If the property is mortgaged, you should immediately provide your bank with a completed mortgage discharge form. These can usually be obtained online or alternatively you can attend a branch to arrange for the release of mortgage. Ensure that you also provide the contact details of your solicitor so that they can arrange for Settlement on your behalf. 

How will rates be apportioned at settlement?

How will rates be apportioned at settlement?

A rates search will be done by the Buyer to confirm the rates owing/paid for the settlement period. A rates adjustment will be made at settlement either in favour of the Buyer or Seller depending on if the currents rates balance is paid. This means you will only be paying the rates for the period of time that you are the owner of the property.

What is the difference between joint tenants and tenants in common?

What is the difference between joint tenants and tenants in common?

If you are purchasing property as joint tenants, each party on title will hold an individual interest in the property. The most common example of a joint tenancy is the ownership over a home by a married couple. In this example, joint tenancy comes with the ‘right of survivorship’, which means that in the event of one joint tenant surviving the other, the property automatically passes to the remaining joint tenant and does not form part of the deceased’s estate.

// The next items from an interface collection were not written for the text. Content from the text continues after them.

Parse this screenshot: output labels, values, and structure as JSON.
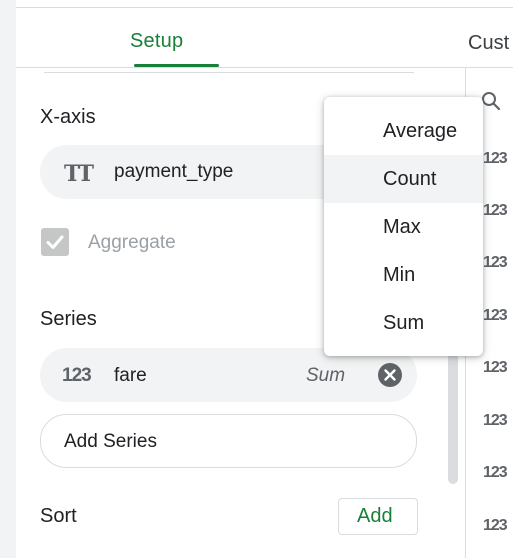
{
  "tabs": {
    "setup": "Setup",
    "customize": "Cust"
  },
  "x_axis": {
    "title": "X-axis",
    "field_icon": "text-type-icon",
    "field_icon_glyph": "TT",
    "field": "payment_type",
    "aggregate_label": "Aggregate",
    "aggregate_checked": true
  },
  "series": {
    "title": "Series",
    "items": [
      {
        "icon": "123",
        "name": "fare",
        "aggregation": "Sum"
      }
    ],
    "add_label": "Add Series"
  },
  "sort": {
    "title": "Sort",
    "add_label": "Add"
  },
  "aggregation_menu": {
    "options": [
      "Average",
      "Count",
      "Max",
      "Min",
      "Sum"
    ],
    "highlighted": "Count"
  },
  "columns_panel": {
    "type_glyph": "123"
  },
  "colors": {
    "accent": "#188038",
    "chip": "#f1f3f4",
    "text": "#202124",
    "muted": "#5f6368"
  }
}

If you are purchasing the property as tenants in common, each person will own a share in the property (i.e. can be 50/50, 70/30, 99/1 or any share as you wish). On the death of one party that share passes to whoever inherits their estate.

Talk to an Expert

All we need is a few details and we'll be in touch. Note: If your matter is urgent please contact us on (07) 3180 3580.
Invalid Input
Invalid Input
Invalid Input
Invalid Input
Invalid Input
Invalid Input

Address: Suite 5/120 Bloomfield Street, Cleveland.
Copyright © 2018 - Mott & Associates.
All Rights Reserved.

Information you obtain at this site is not, nor is it intended to be, legal advice. Please consult one of our lawyers for individual legal advice.

Liability limited by a scheme approved under Professional Standards Legislation.

Call Now Button